Nope. A plain regular man has demonstrated that he can tell a computer, without touching the keyboard, to open and close valves. He's a manager at Ontario Power Generation, a nuclear plant on the outskirts of Toronto.

This guy can do it if he's wearing a device strapped to his arm that measures the ebb and flow of brain activity. The device, called the "BodyWave" is an iPod-size tool with three sensors that touch the skin and detect levels of neurotransmission -- ALPHA waves (your aware-but-relaxed waves), DELTA sleep waves, THETA, daydreaming waves, and BETA, your brain processes.

Alpha, Delta, Theta --the Greek terms turned me off. But by measuring these three waves and your brain processes, the BodyWave device can determine when your concentration has peaked, and you are primed to make an important, split-second decision -- for instance --when to use the scalpel during an operation, when to make a stock trade, when to putt on the 18th green.

I have to admit, I'm enthralled by the idea that the mind can do this. If people praying -- if prayer could make a difference ...? Is science on its way to proving that prayer can make a difference?

Apparently measuring brain waves has already been used at NASA (National Aeronautics and Space Administration) for training pilots operating supersonic planes. At NASCAR (National Association for Stock Car Auto Racing) it's being used for training the crew in a pit, so that tire-changers, by focusing, will be able to remove five lug nuts in one second.

Measuring your focus is known as EEG. (Electroencephalography). When you get red-faced because you're embarrassed, it's a moment of intense concentration. Sensors can register it.

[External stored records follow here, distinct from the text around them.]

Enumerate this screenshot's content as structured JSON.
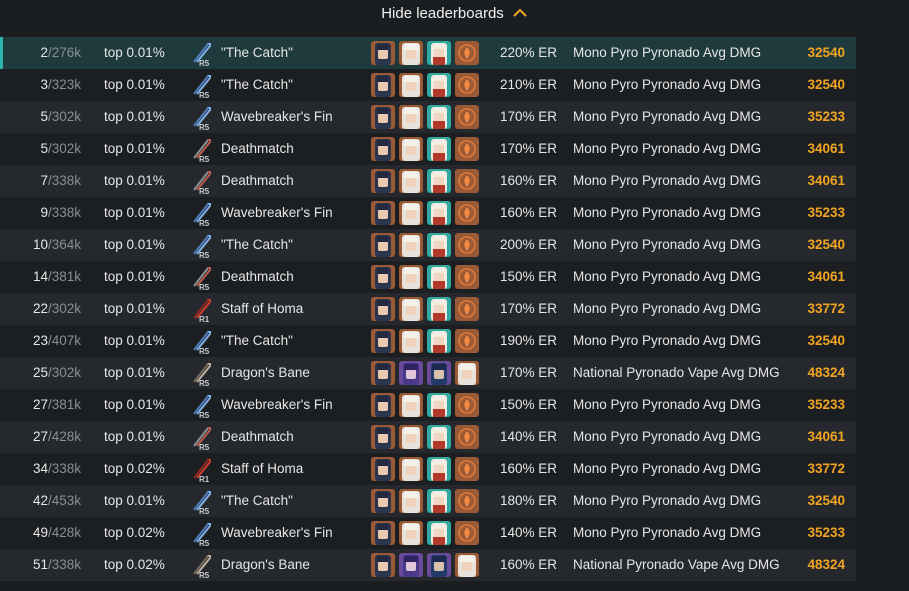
{
  "toggle": {
    "label": "Hide leaderboards",
    "icon": "chevron-up-icon"
  },
  "colors": {
    "accent": "#f2a422",
    "highlight": "#1f3a3c",
    "highlight_edge": "#2bb3b0"
  },
  "rows": [
    {
      "rank": "2",
      "total": "/276k",
      "pct": "top 0.01%",
      "weapon": "\"The Catch\"",
      "refine": "R5",
      "wtype": "polearm-blue",
      "party": "mono",
      "er": "220% ER",
      "calc": "Mono Pyro Pyronado Avg DMG",
      "value": "32540"
    },
    {
      "rank": "3",
      "total": "/323k",
      "pct": "top 0.01%",
      "weapon": "\"The Catch\"",
      "refine": "R5",
      "wtype": "polearm-blue",
      "party": "mono",
      "er": "210% ER",
      "calc": "Mono Pyro Pyronado Avg DMG",
      "value": "32540"
    },
    {
      "rank": "5",
      "total": "/302k",
      "pct": "top 0.01%",
      "weapon": "Wavebreaker's Fin",
      "refine": "R5",
      "wtype": "polearm-blue",
      "party": "mono",
      "er": "170% ER",
      "calc": "Mono Pyro Pyronado Avg DMG",
      "value": "35233"
    },
    {
      "rank": "5",
      "total": "/302k",
      "pct": "top 0.01%",
      "weapon": "Deathmatch",
      "refine": "R5",
      "wtype": "polearm-red",
      "party": "mono",
      "er": "170% ER",
      "calc": "Mono Pyro Pyronado Avg DMG",
      "value": "34061"
    },
    {
      "rank": "7",
      "total": "/338k",
      "pct": "top 0.01%",
      "weapon": "Deathmatch",
      "refine": "R5",
      "wtype": "polearm-red",
      "party": "mono",
      "er": "160% ER",
      "calc": "Mono Pyro Pyronado Avg DMG",
      "value": "34061"
    },
    {
      "rank": "9",
      "total": "/338k",
      "pct": "top 0.01%",
      "weapon": "Wavebreaker's Fin",
      "refine": "R5",
      "wtype": "polearm-blue",
      "party": "mono",
      "er": "160% ER",
      "calc": "Mono Pyro Pyronado Avg DMG",
      "value": "35233"
    },
    {
      "rank": "10",
      "total": "/364k",
      "pct": "top 0.01%",
      "weapon": "\"The Catch\"",
      "refine": "R5",
      "wtype": "polearm-blue",
      "party": "mono",
      "er": "200% ER",
      "calc": "Mono Pyro Pyronado Avg DMG",
      "value": "32540"
    },
    {
      "rank": "14",
      "total": "/381k",
      "pct": "top 0.01%",
      "weapon": "Deathmatch",
      "refine": "R5",
      "wtype": "polearm-red",
      "party": "mono",
      "er": "150% ER",
      "calc": "Mono Pyro Pyronado Avg DMG",
      "value": "34061"
    },
    {
      "rank": "22",
      "total": "/302k",
      "pct": "top 0.01%",
      "weapon": "Staff of Homa",
      "refine": "R1",
      "wtype": "polearm-crimson",
      "party": "mono",
      "er": "170% ER",
      "calc": "Mono Pyro Pyronado Avg DMG",
      "value": "33772"
    },
    {
      "rank": "23",
      "total": "/407k",
      "pct": "top 0.01%",
      "weapon": "\"The Catch\"",
      "refine": "R5",
      "wtype": "polearm-blue",
      "party": "mono",
      "er": "190% ER",
      "calc": "Mono Pyro Pyronado Avg DMG",
      "value": "32540"
    },
    {
      "rank": "25",
      "total": "/302k",
      "pct": "top 0.01%",
      "weapon": "Dragon's Bane",
      "refine": "R5",
      "wtype": "polearm-grey",
      "party": "national",
      "er": "170% ER",
      "calc": "National Pyronado Vape Avg DMG",
      "value": "48324"
    },
    {
      "rank": "27",
      "total": "/381k",
      "pct": "top 0.01%",
      "weapon": "Wavebreaker's Fin",
      "refine": "R5",
      "wtype": "polearm-blue",
      "party": "mono",
      "er": "150% ER",
      "calc": "Mono Pyro Pyronado Avg DMG",
      "value": "35233"
    },
    {
      "rank": "27",
      "total": "/428k",
      "pct": "top 0.01%",
      "weapon": "Deathmatch",
      "refine": "R5",
      "wtype": "polearm-red",
      "party": "mono",
      "er": "140% ER",
      "calc": "Mono Pyro Pyronado Avg DMG",
      "value": "34061"
    },
    {
      "rank": "34",
      "total": "/338k",
      "pct": "top 0.02%",
      "weapon": "Staff of Homa",
      "refine": "R1",
      "wtype": "polearm-crimson",
      "party": "mono",
      "er": "160% ER",
      "calc": "Mono Pyro Pyronado Avg DMG",
      "value": "33772"
    },
    {
      "rank": "42",
      "total": "/453k",
      "pct": "top 0.01%",
      "weapon": "\"The Catch\"",
      "refine": "R5",
      "wtype": "polearm-blue",
      "party": "mono",
      "er": "180% ER",
      "calc": "Mono Pyro Pyronado Avg DMG",
      "value": "32540"
    },
    {
      "rank": "49",
      "total": "/428k",
      "pct": "top 0.02%",
      "weapon": "Wavebreaker's Fin",
      "refine": "R5",
      "wtype": "polearm-blue",
      "party": "mono",
      "er": "140% ER",
      "calc": "Mono Pyro Pyronado Avg DMG",
      "value": "35233"
    },
    {
      "rank": "51",
      "total": "/338k",
      "pct": "top 0.02%",
      "weapon": "Dragon's Bane",
      "refine": "R5",
      "wtype": "polearm-grey",
      "party": "national",
      "er": "160% ER",
      "calc": "National Pyronado Vape Avg DMG",
      "value": "48324"
    }
  ]
}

The electrical charges that occur in your brain when you're concentrating on something, means neurons are firing in synchrony. It produces a unique electrical signature that can be measured. When you stop concentrating, the synchrony breaks and the signature changes.

(So it's like the famous s "Rockettes" in a line kicking one leg--if one of them didn't get her leg up in unison with the others --wow, you'd notice it instantly).

It isn't terribly complicated. The Body Wave measures when the neurons change from synchrony. The device is plugged into a USB port; the computer can say if you are focused or
thinking about what to do on the weekend.

It would be great to know when you are concentrating, and when you are drifting, but, at present, the BodyWave has a flaw --it transmits data to a computer screen that shows if you're falling asleep, but there's no sound, or light signal that warns you to stop before you do something stupid. The inventor of the device, Mr. Freer, is a tinkerer and he's still tinkering, certain he can fix this problem.

Concentration -- how long I can sustain a thought -- golly, standing on one leg with a powerful spot light on you -- it takes huge concentration. Working on this post for my blog, my stomach's rumbling -- I notice a hangnail, look at the clock -- yep -- my mind's wandering -- I'm wondering what this post will mean to my readers.

"Stop!" I yell at myself, but I've been working for a couple hours. I know from novel writing, that I can concentrate intensely for about 30 minutes. I know that on a stage, dancing Mahler's Fifth Symphony, I concentrated for an hour. But novel writing and performing are things I've practiced for years. If I was attached to a device measuring my synchrony, right now, I bet it would tell me, "Enough said -- you're done, post this on your blog for readers to chew."

Is the BodyWave something you or I would want to buy? If we practiced, could we become a super concentrated person? (An "Avatar" is the term used in this video clip.)

Click and see what Freer's company says about it.